Bastiat thus also points out that those who resist plunder, as is their natural right, become targets of the very law that was supposed to protect their rights in the first place. Laws are passed saying that opposing plunder is illegal, with punishments that will accumulate to death, if resisted consistently.

Though living in France, Bastiat wrote this book when slavery was still legal in the United States and was very controversial there, as it was in Europe. In the U.S. at that time, there was a dramatic struggle between the agricultural southern states and the industrialized northern. Globally famous were the two key components of this, with the northern states imposing crippling tariffs that impoverished the South while trying to ban slavery. Bastiat pointedly describes both slavery and tariffs as forms of "legal plunder".

There is no country in the world where the law is kept more within its proper domain: the protection of every person's liberty and property. As a consequence of this, there appears to be no country in the world where the social order rests on a firmer foundation. But even in the United States, there are two issues—and only two—that have always endangered the public peace.

What are these two issues? They are slavery and tariffs. These are the only two issues where, contrary to the general spirit of the republic of the United States, law has assumed the character of a plunderer.

Slavery is a violation, by law, of liberty. The protective tariff is a violation, by law, of property.

Bastiat goes on to describe other forms of plunder, both legalized by the state and banned. He then concludes that the problem of it must be settled once and for all. He says that there are three ways to do so:

  1. The few plunder the many.
  2. Everybody plunders everybody.
  3. Nobody plunders anyone.

He points out that, given these options, what is obviously the best for society is the last one, with all plunder being ended.



The Law has been cited by many thinkers from a broad range of ideologies. Ron Paul describes it as one of the main books that influenced him.[3] Ronald Reagan cited it as a deep influence. The Federalist Society includes it on their pre-law reading list.[4] Milton Friedman frequently recommended it as a reference.[5]

Contemporaries mentioned in The Law
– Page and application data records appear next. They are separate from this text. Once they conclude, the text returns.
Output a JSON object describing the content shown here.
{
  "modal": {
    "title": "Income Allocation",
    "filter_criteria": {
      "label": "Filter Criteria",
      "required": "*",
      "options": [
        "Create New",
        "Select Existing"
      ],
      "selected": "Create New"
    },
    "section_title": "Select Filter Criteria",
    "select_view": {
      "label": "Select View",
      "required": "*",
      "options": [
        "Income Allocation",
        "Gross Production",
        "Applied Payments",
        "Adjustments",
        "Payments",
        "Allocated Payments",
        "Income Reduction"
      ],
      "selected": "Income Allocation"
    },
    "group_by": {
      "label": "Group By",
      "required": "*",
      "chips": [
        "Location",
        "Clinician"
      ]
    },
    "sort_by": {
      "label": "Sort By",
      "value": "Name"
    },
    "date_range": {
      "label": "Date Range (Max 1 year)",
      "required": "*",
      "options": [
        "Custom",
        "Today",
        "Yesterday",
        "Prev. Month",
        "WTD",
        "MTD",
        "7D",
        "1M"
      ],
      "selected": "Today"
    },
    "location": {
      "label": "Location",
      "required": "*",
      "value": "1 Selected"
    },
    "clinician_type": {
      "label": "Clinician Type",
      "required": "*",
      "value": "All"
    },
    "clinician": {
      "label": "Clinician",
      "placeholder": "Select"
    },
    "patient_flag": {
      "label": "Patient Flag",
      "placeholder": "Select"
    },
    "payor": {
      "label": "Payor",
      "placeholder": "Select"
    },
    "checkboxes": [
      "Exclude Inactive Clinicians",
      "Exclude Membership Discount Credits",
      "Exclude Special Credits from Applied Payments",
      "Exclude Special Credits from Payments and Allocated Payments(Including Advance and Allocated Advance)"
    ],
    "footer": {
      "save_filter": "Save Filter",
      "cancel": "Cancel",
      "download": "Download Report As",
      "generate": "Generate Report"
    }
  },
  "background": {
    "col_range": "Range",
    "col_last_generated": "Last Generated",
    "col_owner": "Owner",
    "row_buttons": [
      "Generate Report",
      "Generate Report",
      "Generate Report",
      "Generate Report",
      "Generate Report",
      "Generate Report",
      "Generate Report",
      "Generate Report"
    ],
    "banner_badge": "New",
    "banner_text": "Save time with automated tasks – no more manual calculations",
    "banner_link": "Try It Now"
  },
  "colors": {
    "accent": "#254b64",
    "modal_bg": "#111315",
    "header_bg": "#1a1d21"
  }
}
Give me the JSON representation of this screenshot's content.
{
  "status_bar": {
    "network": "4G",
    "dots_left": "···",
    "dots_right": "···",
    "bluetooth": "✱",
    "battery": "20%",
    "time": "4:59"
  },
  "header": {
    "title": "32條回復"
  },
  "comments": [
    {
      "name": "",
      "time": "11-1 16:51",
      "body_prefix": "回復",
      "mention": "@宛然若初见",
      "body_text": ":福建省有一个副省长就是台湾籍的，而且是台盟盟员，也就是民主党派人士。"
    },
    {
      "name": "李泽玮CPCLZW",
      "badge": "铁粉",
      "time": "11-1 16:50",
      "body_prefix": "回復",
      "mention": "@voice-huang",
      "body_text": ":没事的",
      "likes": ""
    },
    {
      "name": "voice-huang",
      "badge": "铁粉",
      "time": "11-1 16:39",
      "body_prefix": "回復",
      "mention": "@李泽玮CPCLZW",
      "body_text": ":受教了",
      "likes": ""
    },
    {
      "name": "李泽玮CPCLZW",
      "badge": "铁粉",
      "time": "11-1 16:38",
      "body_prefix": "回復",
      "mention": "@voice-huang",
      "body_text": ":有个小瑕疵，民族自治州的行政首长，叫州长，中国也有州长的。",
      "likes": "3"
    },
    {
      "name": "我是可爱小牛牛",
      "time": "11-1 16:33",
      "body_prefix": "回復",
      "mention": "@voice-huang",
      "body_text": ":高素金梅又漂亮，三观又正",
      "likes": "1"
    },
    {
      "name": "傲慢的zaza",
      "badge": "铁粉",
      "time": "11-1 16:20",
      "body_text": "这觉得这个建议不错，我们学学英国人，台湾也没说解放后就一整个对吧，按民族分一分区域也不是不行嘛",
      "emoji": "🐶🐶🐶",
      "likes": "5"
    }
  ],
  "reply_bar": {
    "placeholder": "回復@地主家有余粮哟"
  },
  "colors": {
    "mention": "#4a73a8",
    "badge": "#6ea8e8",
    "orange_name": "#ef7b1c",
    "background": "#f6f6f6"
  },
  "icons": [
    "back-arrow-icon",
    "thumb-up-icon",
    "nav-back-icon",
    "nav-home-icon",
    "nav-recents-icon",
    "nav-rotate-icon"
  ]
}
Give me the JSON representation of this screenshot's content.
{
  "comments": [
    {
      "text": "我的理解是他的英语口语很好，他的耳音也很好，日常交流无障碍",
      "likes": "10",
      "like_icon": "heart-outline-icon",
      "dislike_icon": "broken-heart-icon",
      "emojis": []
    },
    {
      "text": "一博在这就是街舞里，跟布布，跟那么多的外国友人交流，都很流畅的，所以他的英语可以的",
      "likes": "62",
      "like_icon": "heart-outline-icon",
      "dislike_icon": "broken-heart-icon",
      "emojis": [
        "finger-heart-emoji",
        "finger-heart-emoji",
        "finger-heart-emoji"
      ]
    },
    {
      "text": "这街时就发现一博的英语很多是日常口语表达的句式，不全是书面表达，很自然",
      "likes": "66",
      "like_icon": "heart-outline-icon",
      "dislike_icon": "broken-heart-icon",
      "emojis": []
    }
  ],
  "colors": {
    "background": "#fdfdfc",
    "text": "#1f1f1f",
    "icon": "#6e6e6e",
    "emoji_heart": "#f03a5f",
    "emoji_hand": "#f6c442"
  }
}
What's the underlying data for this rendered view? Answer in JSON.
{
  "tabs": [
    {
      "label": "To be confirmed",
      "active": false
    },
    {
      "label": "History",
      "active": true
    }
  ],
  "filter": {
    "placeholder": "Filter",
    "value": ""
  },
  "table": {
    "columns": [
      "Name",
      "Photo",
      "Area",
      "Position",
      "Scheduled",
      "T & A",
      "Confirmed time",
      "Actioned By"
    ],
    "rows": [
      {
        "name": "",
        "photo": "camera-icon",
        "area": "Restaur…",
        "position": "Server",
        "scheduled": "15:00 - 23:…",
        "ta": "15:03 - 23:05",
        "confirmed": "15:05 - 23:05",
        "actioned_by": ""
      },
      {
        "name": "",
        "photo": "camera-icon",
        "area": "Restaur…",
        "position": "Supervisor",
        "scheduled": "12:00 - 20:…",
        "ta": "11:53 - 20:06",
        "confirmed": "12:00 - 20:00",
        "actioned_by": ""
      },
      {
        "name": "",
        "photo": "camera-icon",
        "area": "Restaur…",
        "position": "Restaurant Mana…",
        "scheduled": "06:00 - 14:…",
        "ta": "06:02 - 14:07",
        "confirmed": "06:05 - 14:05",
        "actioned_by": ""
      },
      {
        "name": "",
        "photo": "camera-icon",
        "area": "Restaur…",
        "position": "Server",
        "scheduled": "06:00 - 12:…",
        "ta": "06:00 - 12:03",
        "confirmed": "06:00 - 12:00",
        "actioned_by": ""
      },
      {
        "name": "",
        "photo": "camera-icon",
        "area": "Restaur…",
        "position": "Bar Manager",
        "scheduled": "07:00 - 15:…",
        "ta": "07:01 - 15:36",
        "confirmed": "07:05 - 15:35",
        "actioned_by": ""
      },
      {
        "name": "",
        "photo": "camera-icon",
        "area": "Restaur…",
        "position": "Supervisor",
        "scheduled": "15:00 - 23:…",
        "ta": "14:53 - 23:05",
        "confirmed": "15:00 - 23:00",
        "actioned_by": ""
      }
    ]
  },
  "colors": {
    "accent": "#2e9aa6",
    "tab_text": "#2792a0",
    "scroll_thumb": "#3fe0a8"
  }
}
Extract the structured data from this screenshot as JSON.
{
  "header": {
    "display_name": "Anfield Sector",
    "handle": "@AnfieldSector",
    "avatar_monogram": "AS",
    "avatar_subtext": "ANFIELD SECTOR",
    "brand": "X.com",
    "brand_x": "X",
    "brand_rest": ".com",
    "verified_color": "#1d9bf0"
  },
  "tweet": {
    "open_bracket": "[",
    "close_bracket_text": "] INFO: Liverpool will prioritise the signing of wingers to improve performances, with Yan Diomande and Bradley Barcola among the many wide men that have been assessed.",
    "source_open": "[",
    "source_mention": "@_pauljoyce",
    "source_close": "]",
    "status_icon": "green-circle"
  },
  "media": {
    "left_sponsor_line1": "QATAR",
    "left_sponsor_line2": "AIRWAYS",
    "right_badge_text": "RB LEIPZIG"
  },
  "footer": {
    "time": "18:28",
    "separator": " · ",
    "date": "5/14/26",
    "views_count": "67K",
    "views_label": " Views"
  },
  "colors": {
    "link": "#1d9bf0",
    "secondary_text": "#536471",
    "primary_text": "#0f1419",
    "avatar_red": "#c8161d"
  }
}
  1. ^ Even though Hazlitt was more influenced by Ce qu'on voit et ce qu'on ne voit pas (That Which Is Seen and That Which Is Unseen), he mentions The Law in the foreword to Economics in One Lesson.
  2. ^ All quotations are from translation of The Law
  3. ^ Ron Paul Talks about One of His Favorite Books: “The Law” by Frédéric Bastiat
  4. ^ Conservative & Libertarian Pre-Law Reading List
  5. ^ Dear Milton Friedman
  • The Law at Project Gutenberg
  •   The Law public domain audiobook at LibriVox